This is perfect for when the breakup is fresh (the very day itself). Maybe you are in your car, or in your room blasting this song out of your headphones, it doesn’t matter because it is time to feel like you don’t give a crap. Do a possessed crazy dance and ignore the urge to crawl back to your ex. Feel the bass, memorise the words, sing along and lose yourself in the song (lying in bed really still and letting the music bring you to another place helps too).
Music-wise: David Guetta is a French house deejay and this sort of repetitive – almost hypnotising – house music is great to try to hammer a message into your brain. The bass line is powerful (check out the music video for the carefree moves the jilted waitress does).
Best line: “When everything that felt so right is wrong / now that the love is gone” “Can’t find a reason to keep holding on / now that the love is gone”
8. “Total Eclipse Of The Heart” by Bonnie Tyler
This is definitely a golden hit of the 80s (a Platinum-certified power ballad, to be exact), a fantastic example of the strength of a female rock star which we don’t get much of anymore.
Released 30 years ago in 1983, a 2013 UK survey found that it topped the list of most popular songs to sing in the shower – above Justin Bieber and One Direction!
There is something totally heart-wrenching about the song tune (I lay in bed throughout several different break-ups sobbing to this song). The words however, are wide open for interpretation with a lot of euphemisms, ‘we’re living in a powder keg and giving off sparks’ kind of stuff, providing different meaning to different listeners.
Music-wise: It transitions from being sad, to hopeful and back to sad. Feel the music and the melody if you can’t appreciate the words. Watch for the builds and the falls in the dynamics of the song. Pure genius. There is a rough-edged quality to Tyler’s voice that appeals to many listeners. Ah, rock chicks of the 80s, they were the coolest.

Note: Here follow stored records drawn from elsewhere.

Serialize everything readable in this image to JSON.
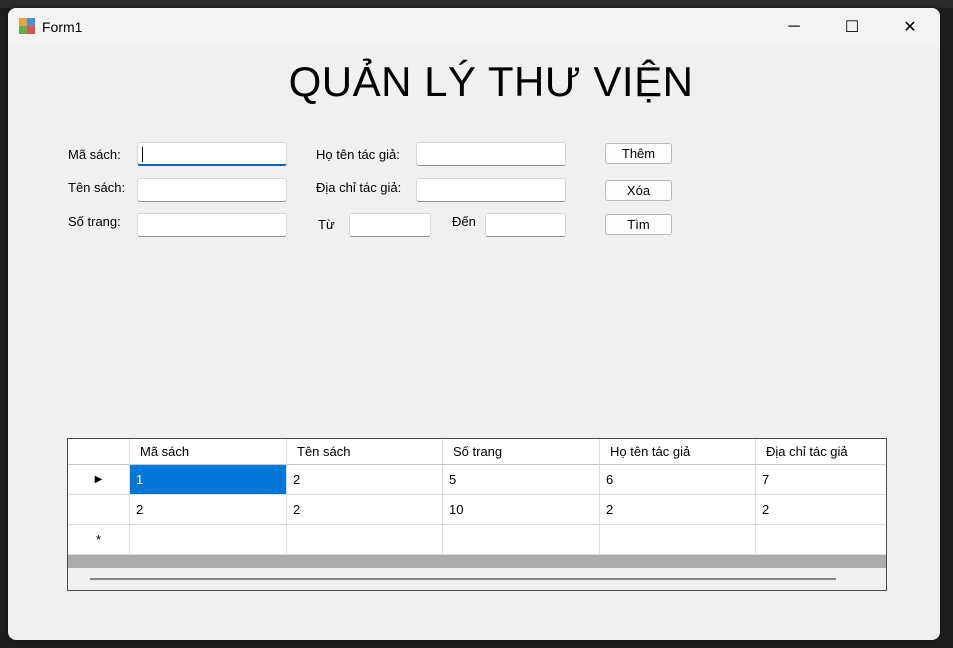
{
  "window": {
    "title": "Form1",
    "controls": {
      "minimize": "─",
      "maximize": "☐",
      "close": "✕"
    }
  },
  "form": {
    "heading": "QUẢN LÝ THƯ VIỆN",
    "labels": {
      "ma_sach": "Mã sách:",
      "ten_sach": "Tên sách:",
      "so_trang": "Số trang:",
      "ho_ten_tac_gia": "Họ tên tác giả:",
      "dia_chi_tac_gia": "Địa chỉ tác giả:",
      "tu": "Từ",
      "den": "Đến"
    },
    "inputs": {
      "ma_sach": "",
      "ten_sach": "",
      "so_trang": "",
      "ho_ten_tac_gia": "",
      "dia_chi_tac_gia": "",
      "tu": "",
      "den": ""
    },
    "buttons": {
      "them": "Thêm",
      "xoa": "Xóa",
      "tim": "Tìm"
    }
  },
  "grid": {
    "columns": [
      "Mã sách",
      "Tên sách",
      "Số trang",
      "Họ tên tác giả",
      "Địa chỉ tác giả"
    ],
    "rows": [
      [
        "1",
        "2",
        "5",
        "6",
        "7"
      ],
      [
        "2",
        "2",
        "10",
        "2",
        "2"
      ]
    ],
    "row_headers": {
      "current": "▶",
      "new": "*"
    },
    "selected_color": "#0078d7"
  }
}
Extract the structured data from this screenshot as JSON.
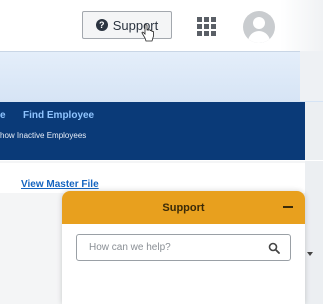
{
  "header": {
    "support_label": "Support",
    "support_icon": "question-circle-icon",
    "apps_icon": "apps-grid-icon",
    "avatar_icon": "user-avatar-icon"
  },
  "nav": {
    "partial_link": "e",
    "find_employee": "Find Employee",
    "show_inactive": "how Inactive Employees"
  },
  "content": {
    "view_master_file": "View Master File"
  },
  "support_widget": {
    "title": "Support",
    "search_placeholder": "How can we help?",
    "minimize_icon": "minus-icon",
    "search_icon": "search-icon",
    "accent_color": "#e8a01e"
  },
  "colors": {
    "navy": "#0a3a78",
    "link": "#1565c0"
  }
}
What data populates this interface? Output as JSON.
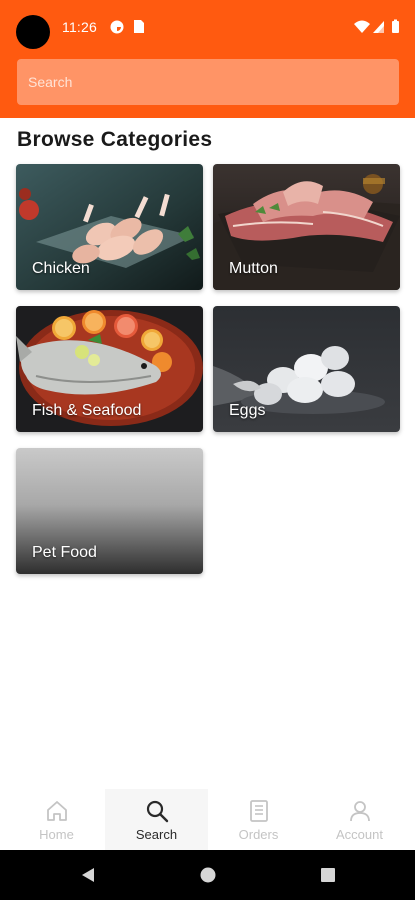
{
  "status_bar": {
    "time": "11:26",
    "icons": [
      "camera-cutout",
      "vpn-icon",
      "sim-card-icon",
      "wifi-icon",
      "signal-icon",
      "battery-icon"
    ]
  },
  "search": {
    "placeholder": "Search"
  },
  "section": {
    "title": "Browse Categories"
  },
  "categories": [
    {
      "label": "Chicken"
    },
    {
      "label": "Mutton"
    },
    {
      "label": "Fish & Seafood"
    },
    {
      "label": "Eggs"
    },
    {
      "label": "Pet Food"
    }
  ],
  "bottom_nav": {
    "items": [
      {
        "label": "Home",
        "icon": "home-icon",
        "active": false
      },
      {
        "label": "Search",
        "icon": "search-icon",
        "active": true
      },
      {
        "label": "Orders",
        "icon": "orders-icon",
        "active": false
      },
      {
        "label": "Account",
        "icon": "account-icon",
        "active": false
      }
    ]
  },
  "colors": {
    "header": "#ff5a10",
    "search_field": "#ff9466",
    "active_nav": "#2a2a2a",
    "inactive_nav": "#c4c4c4"
  }
}
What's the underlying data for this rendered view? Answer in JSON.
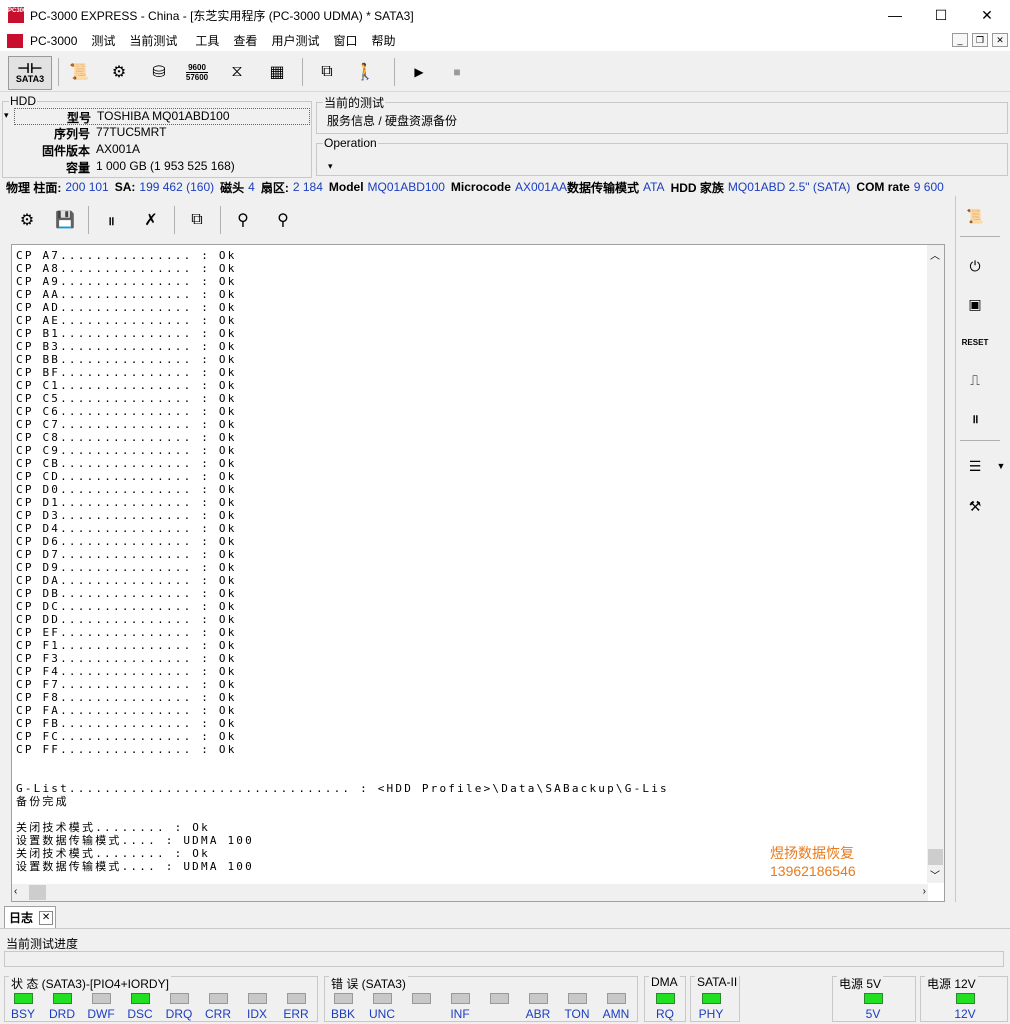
{
  "window": {
    "title": "PC-3000 EXPRESS - China - [东芝实用程序 (PC-3000 UDMA) * SATA3]",
    "logo_text": "PC3000",
    "minimize": "—",
    "maximize": "☐",
    "close": "✕"
  },
  "menu": {
    "items": [
      "PC-3000",
      "测试",
      "当前测试",
      "工具",
      "查看",
      "用户测试",
      "窗口",
      "帮助"
    ],
    "mdi_min": "_",
    "mdi_restore": "❐",
    "mdi_close": "✕"
  },
  "toolbar": {
    "sata_label": "SATA3",
    "baud_top": "9600",
    "baud_bottom": "57600"
  },
  "hdd": {
    "group_title": "HDD",
    "rows": [
      {
        "label": "型号",
        "value": "TOSHIBA MQ01ABD100"
      },
      {
        "label": "序列号",
        "value": "77TUC5MRT"
      },
      {
        "label": "固件版本",
        "value": "AX001A"
      },
      {
        "label": "容量",
        "value": "1 000 GB (1 953 525 168)"
      }
    ]
  },
  "current_test": {
    "group_title": "当前的测试",
    "value": "服务信息 / 硬盘资源备份"
  },
  "operation": {
    "group_title": "Operation",
    "value": "▾"
  },
  "phys": {
    "label_phys": "物理 柱面:",
    "cyl": "200 101",
    "label_sa": "SA:",
    "sa": "199 462 (160)",
    "label_heads": "磁头",
    "heads": "4",
    "label_zones": "扇区:",
    "zones": "2 184",
    "label_model": "Model",
    "model": "MQ01ABD100",
    "label_microcode": "Microcode",
    "microcode": "AX001AA",
    "label_mode": "数据传输模式",
    "mode": "ATA",
    "label_family": "HDD 家族",
    "family": "MQ01ABD 2.5\" (SATA)",
    "label_com": "COM rate",
    "com": "9 600"
  },
  "log": {
    "lines": [
      "CP A7............... : Ok",
      "CP A8............... : Ok",
      "CP A9............... : Ok",
      "CP AA............... : Ok",
      "CP AD............... : Ok",
      "CP AE............... : Ok",
      "CP B1............... : Ok",
      "CP B3............... : Ok",
      "CP BB............... : Ok",
      "CP BF............... : Ok",
      "CP C1............... : Ok",
      "CP C5............... : Ok",
      "CP C6............... : Ok",
      "CP C7............... : Ok",
      "CP C8............... : Ok",
      "CP C9............... : Ok",
      "CP CB............... : Ok",
      "CP CD............... : Ok",
      "CP D0............... : Ok",
      "CP D1............... : Ok",
      "CP D3............... : Ok",
      "CP D4............... : Ok",
      "CP D6............... : Ok",
      "CP D7............... : Ok",
      "CP D9............... : Ok",
      "CP DA............... : Ok",
      "CP DB............... : Ok",
      "CP DC............... : Ok",
      "CP DD............... : Ok",
      "CP EF............... : Ok",
      "CP F1............... : Ok",
      "CP F3............... : Ok",
      "CP F4............... : Ok",
      "CP F7............... : Ok",
      "CP F8............... : Ok",
      "CP FA............... : Ok",
      "CP FB............... : Ok",
      "CP FC............... : Ok",
      "CP FF............... : Ok",
      "",
      "",
      "G-List................................ : <HDD Profile>\\Data\\SABackup\\G-Lis",
      "备份完成",
      "",
      "关闭技术模式........ : Ok",
      "设置数据传输模式.... : UDMA 100",
      "关闭技术模式........ : Ok",
      "设置数据传输模式.... : UDMA 100"
    ]
  },
  "watermark": {
    "line1": "煜扬数据恢复",
    "line2": "13962186546"
  },
  "tabs": {
    "log_tab": "日志",
    "close": "✕"
  },
  "progress": {
    "label": "当前测试进度",
    "fraction": 0
  },
  "status": {
    "state_group": "状 态 (SATA3)-[PIO4+IORDY]",
    "state_leds": [
      {
        "name": "BSY",
        "on": true
      },
      {
        "name": "DRD",
        "on": true
      },
      {
        "name": "DWF",
        "on": false
      },
      {
        "name": "DSC",
        "on": true
      },
      {
        "name": "DRQ",
        "on": false
      },
      {
        "name": "CRR",
        "on": false
      },
      {
        "name": "IDX",
        "on": false
      },
      {
        "name": "ERR",
        "on": false
      }
    ],
    "error_group": "错 误 (SATA3)",
    "error_leds": [
      {
        "name": "BBK",
        "on": false
      },
      {
        "name": "UNC",
        "on": false
      },
      {
        "name": "",
        "on": false
      },
      {
        "name": "INF",
        "on": false
      },
      {
        "name": "",
        "on": false
      },
      {
        "name": "ABR",
        "on": false
      },
      {
        "name": "TON",
        "on": false
      },
      {
        "name": "AMN",
        "on": false
      }
    ],
    "dma_group": "DMA",
    "dma_led": {
      "name": "RQ",
      "on": true
    },
    "sata_group": "SATA-II",
    "sata_led": {
      "name": "PHY",
      "on": true
    },
    "p5_group": "电源 5V",
    "p5_led": {
      "name": "5V",
      "on": true
    },
    "p12_group": "电源 12V",
    "p12_led": {
      "name": "12V",
      "on": true
    },
    "colors": {
      "on": "#21e021",
      "off": "#c8c8c8"
    }
  }
}
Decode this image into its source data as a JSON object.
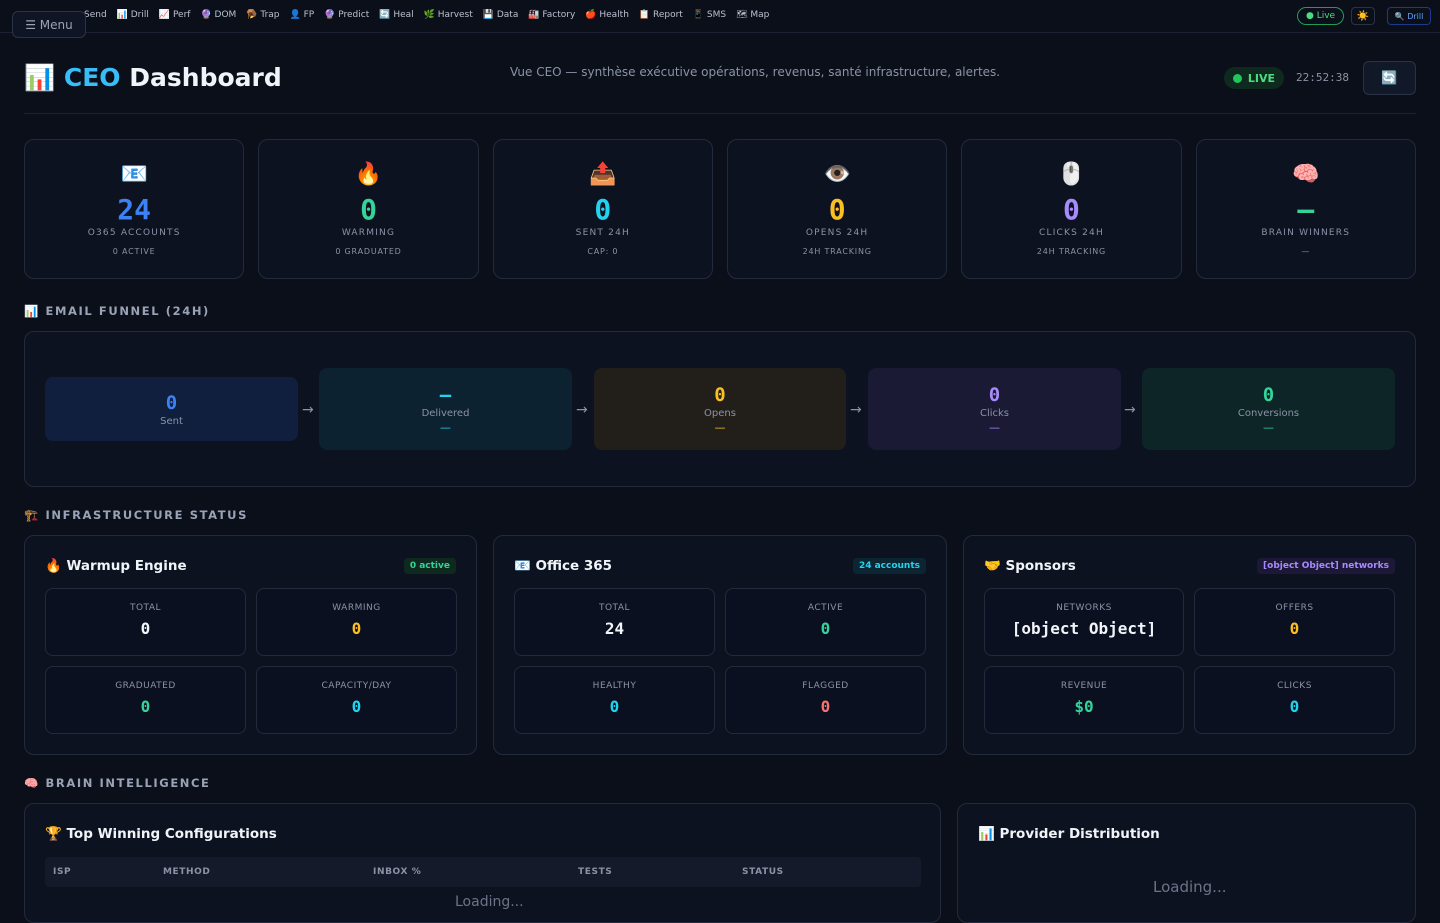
{
  "nav": {
    "menu_label": "☰ Menu",
    "items": [
      "Send",
      "📊 Drill",
      "📈 Perf",
      "🔮 DOM",
      "🪤 Trap",
      "👤 FP",
      "🔮 Predict",
      "🔄 Heal",
      "🌿 Harvest",
      "💾 Data",
      "🏭 Factory",
      "🍎 Health",
      "📋 Report",
      "📱 SMS",
      "🗺 Map"
    ],
    "live_pill": "● Live",
    "theme_icon": "☀️",
    "drill_btn": "🔍 Drill"
  },
  "header": {
    "title_icon": "📊",
    "title_accent": "CEO",
    "title_rest": "Dashboard",
    "subtitle": "Vue CEO — synthèse exécutive opérations, revenus, santé infrastructure, alertes.",
    "live": "LIVE",
    "clock": "22:52:38",
    "refresh_icon": "🔄"
  },
  "kpis": [
    {
      "icon": "📧",
      "value": "24",
      "label": "O365 ACCOUNTS",
      "sub": "0 ACTIVE",
      "color": "#3b82f6"
    },
    {
      "icon": "🔥",
      "value": "0",
      "label": "WARMING",
      "sub": "0 GRADUATED",
      "color": "#34d399"
    },
    {
      "icon": "📤",
      "value": "0",
      "label": "SENT 24H",
      "sub": "CAP: 0",
      "color": "#22d3ee"
    },
    {
      "icon": "👁️",
      "value": "0",
      "label": "OPENS 24H",
      "sub": "24H TRACKING",
      "color": "#fbbf24"
    },
    {
      "icon": "🖱️",
      "value": "0",
      "label": "CLICKS 24H",
      "sub": "24H TRACKING",
      "color": "#a78bfa"
    },
    {
      "icon": "🧠",
      "value": "—",
      "label": "BRAIN WINNERS",
      "sub": "—",
      "color": "#34d399"
    }
  ],
  "funnel": {
    "heading": "📊 EMAIL FUNNEL (24H)",
    "stages": [
      {
        "value": "0",
        "label": "Sent",
        "pct": "",
        "color": "#3b82f6",
        "bg": "#0f1f3d"
      },
      {
        "value": "—",
        "label": "Delivered",
        "pct": "—",
        "color": "#22d3ee",
        "bg": "#0c2230"
      },
      {
        "value": "0",
        "label": "Opens",
        "pct": "—",
        "color": "#fbbf24",
        "bg": "#221e1a"
      },
      {
        "value": "0",
        "label": "Clicks",
        "pct": "—",
        "color": "#a78bfa",
        "bg": "#1a1a35"
      },
      {
        "value": "0",
        "label": "Conversions",
        "pct": "—",
        "color": "#34d399",
        "bg": "#0d2526"
      }
    ],
    "arrow": "→"
  },
  "infra": {
    "heading": "🏗️ INFRASTRUCTURE STATUS",
    "cards": [
      {
        "title": "🔥 Warmup Engine",
        "badge": "0 active",
        "badge_color": "#34d399",
        "badge_bg": "#0e2a1f",
        "stats": [
          {
            "label": "TOTAL",
            "value": "0",
            "color": "#f1f5f9"
          },
          {
            "label": "WARMING",
            "value": "0",
            "color": "#fbbf24"
          },
          {
            "label": "GRADUATED",
            "value": "0",
            "color": "#34d399"
          },
          {
            "label": "CAPACITY/DAY",
            "value": "0",
            "color": "#22d3ee"
          }
        ]
      },
      {
        "title": "📧 Office 365",
        "badge": "24 accounts",
        "badge_color": "#22d3ee",
        "badge_bg": "#0c2533",
        "stats": [
          {
            "label": "TOTAL",
            "value": "24",
            "color": "#f1f5f9"
          },
          {
            "label": "ACTIVE",
            "value": "0",
            "color": "#34d399"
          },
          {
            "label": "HEALTHY",
            "value": "0",
            "color": "#22d3ee"
          },
          {
            "label": "FLAGGED",
            "value": "0",
            "color": "#f87171"
          }
        ]
      },
      {
        "title": "🤝 Sponsors",
        "badge": "[object Object] networks",
        "badge_color": "#a78bfa",
        "badge_bg": "#1d1838",
        "stats": [
          {
            "label": "NETWORKS",
            "value": "[object Object]",
            "color": "#f1f5f9"
          },
          {
            "label": "OFFERS",
            "value": "0",
            "color": "#fbbf24"
          },
          {
            "label": "REVENUE",
            "value": "$0",
            "color": "#34d399"
          },
          {
            "label": "CLICKS",
            "value": "0",
            "color": "#22d3ee"
          }
        ]
      }
    ]
  },
  "brain": {
    "heading": "🧠 BRAIN INTELLIGENCE",
    "top_title": "🏆 Top Winning Configurations",
    "columns": [
      "ISP",
      "METHOD",
      "INBOX %",
      "TESTS",
      "STATUS"
    ],
    "table_loading": "Loading...",
    "provider_title": "📊 Provider Distribution",
    "provider_loading": "Loading..."
  }
}
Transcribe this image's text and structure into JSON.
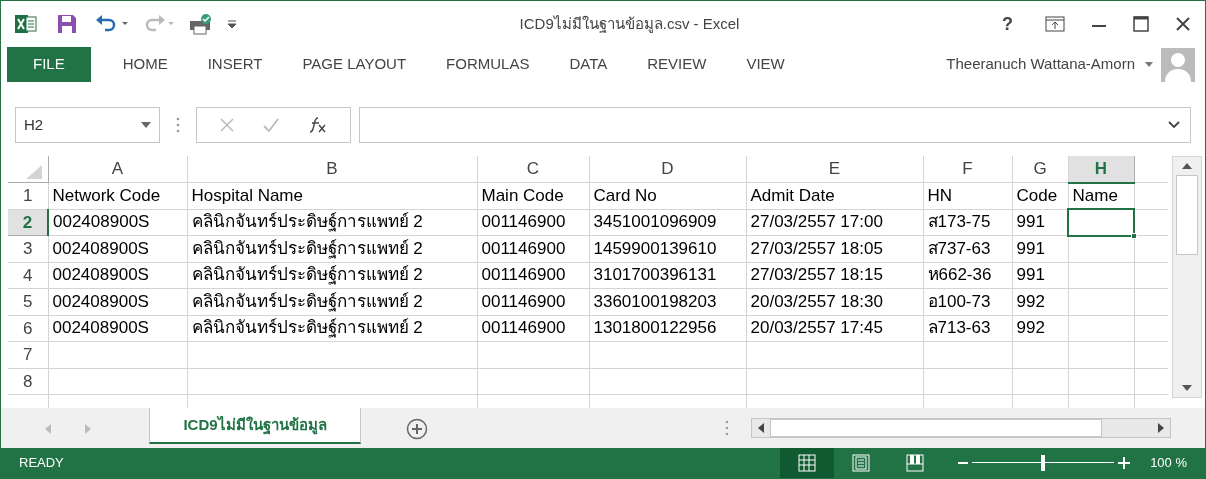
{
  "window": {
    "title": "ICD9ไม่มีในฐานข้อมูล.csv - Excel",
    "user": "Theeranuch Wattana-Amorn",
    "title_buttons": [
      {
        "kind": "help",
        "label": "?"
      }
    ]
  },
  "ribbon_tabs": [
    {
      "label": "FILE",
      "kind": "file"
    },
    {
      "label": "HOME",
      "kind": "tab",
      "selected": false
    },
    {
      "label": "INSERT",
      "kind": "tab",
      "selected": false
    },
    {
      "label": "PAGE LAYOUT",
      "kind": "tab",
      "selected": false
    },
    {
      "label": "FORMULAS",
      "kind": "tab",
      "selected": false
    },
    {
      "label": "DATA",
      "kind": "tab",
      "selected": false
    },
    {
      "label": "REVIEW",
      "kind": "tab",
      "selected": false
    },
    {
      "label": "VIEW",
      "kind": "tab",
      "selected": false
    }
  ],
  "formula_bar": {
    "name_box": "H2"
  },
  "sheet": {
    "columns": [
      {
        "label": "A",
        "selected": false
      },
      {
        "label": "B",
        "selected": false
      },
      {
        "label": "C",
        "selected": false
      },
      {
        "label": "D",
        "selected": false
      },
      {
        "label": "E",
        "selected": false
      },
      {
        "label": "F",
        "selected": false
      },
      {
        "label": "G",
        "selected": false
      },
      {
        "label": "H",
        "selected": true
      }
    ],
    "rows": [
      {
        "number": "1",
        "selected": false,
        "cells": [
          "Network Code",
          "Hospital Name",
          "Main Code",
          "Card No",
          "Admit Date",
          "HN",
          "Code",
          "Name"
        ]
      },
      {
        "number": "2",
        "selected": true,
        "cells": [
          "002408900S",
          "คลินิกจันทร์ประดิษฐ์การแพทย์ 2",
          "001146900",
          "3451001096909",
          "27/03/2557 17:00",
          "ส173-75",
          "991",
          ""
        ]
      },
      {
        "number": "3",
        "selected": false,
        "cells": [
          "002408900S",
          "คลินิกจันทร์ประดิษฐ์การแพทย์ 2",
          "001146900",
          "1459900139610",
          "27/03/2557 18:05",
          "ส737-63",
          "991",
          ""
        ]
      },
      {
        "number": "4",
        "selected": false,
        "cells": [
          "002408900S",
          "คลินิกจันทร์ประดิษฐ์การแพทย์ 2",
          "001146900",
          "3101700396131",
          "27/03/2557 18:15",
          "ห662-36",
          "991",
          ""
        ]
      },
      {
        "number": "5",
        "selected": false,
        "cells": [
          "002408900S",
          "คลินิกจันทร์ประดิษฐ์การแพทย์ 2",
          "001146900",
          "3360100198203",
          "20/03/2557 18:30",
          "อ100-73",
          "992",
          ""
        ]
      },
      {
        "number": "6",
        "selected": false,
        "cells": [
          "002408900S",
          "คลินิกจันทร์ประดิษฐ์การแพทย์ 2",
          "001146900",
          "1301800122956",
          "20/03/2557 17:45",
          "ล713-63",
          "992",
          ""
        ]
      },
      {
        "number": "7",
        "selected": false,
        "cells": [
          "",
          "",
          "",
          "",
          "",
          "",
          "",
          ""
        ]
      },
      {
        "number": "8",
        "selected": false,
        "cells": [
          "",
          "",
          "",
          "",
          "",
          "",
          "",
          ""
        ]
      }
    ]
  },
  "sheet_tabs": [
    {
      "label": "ICD9ไม่มีในฐานข้อมูล",
      "selected": true
    }
  ],
  "status_bar": {
    "status": "READY",
    "views": [
      {
        "kind": "normal",
        "selected": true
      },
      {
        "kind": "page_layout",
        "selected": false
      },
      {
        "kind": "page_break",
        "selected": false
      }
    ],
    "zoom": {
      "level": 0.5,
      "reading": "100 %"
    }
  }
}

Best line(s): “Once upon a time I was falling in love / now I’m only falling apart”
9. “Crazy” by Patsy Cline (best version ever is the one covered by The Kills)
The Kills took this really old song from the 60s and turned it into an extremely cool acoustic cover where Allison Mosshart’s smoky voice makes the song an intimate, borderline breaking-down, raw message to your ex-beau. (And she is smoking hot!) Patsy Cline made people think she is crazy sweet with this song like, “I was so crazy FOR you.” But Mosshart makes it sound like she’s just plain crazy.
Music-wise: The difference between the two versions of the song is like day and night. Cline’s version is typical of the 60s and The Kills’ version is pure raw acoustic.
Best line(s): “Crazy for thinking that my love could hold you / crazy for crying / and I’m crazy for trying, and I’m crazy for loving you”
10. “Anyone But You” by Jewel
This song will bring you to a barnyard party, where everything and everyone is moving in slow motion. You have been laying low after your break-up and your friends force you to dress up in a sundress, a pair of boots and a cowboy hat. They tell you to come out with them and have some fun, and to forget about HIM. But then you see him there.
This song is about that, the numbing moment you see your ex after the break-up.
Music-wise: Classic country music at its most authentic: everything including the style and the vocals. The words tell a story (as country music typically does) and the bridge brings up the whole emotion of the song with pure heart-breaking pain.
Best line(s): “I’d like to fall into your arms / with all your charms / but we both know how that would end / it would end with me crying / and you leaving again”
Karen is a born-and-bred Kuching singer/songwriter who made her debut with her single ‘Cold’ in 2011. She is a trained occupational therapist, experienced makeup artist and has been a writer her whole life. She writes on a variety of topics and the tried-and-tested lifestyle as she sees it; direct, witty and down-to-earth.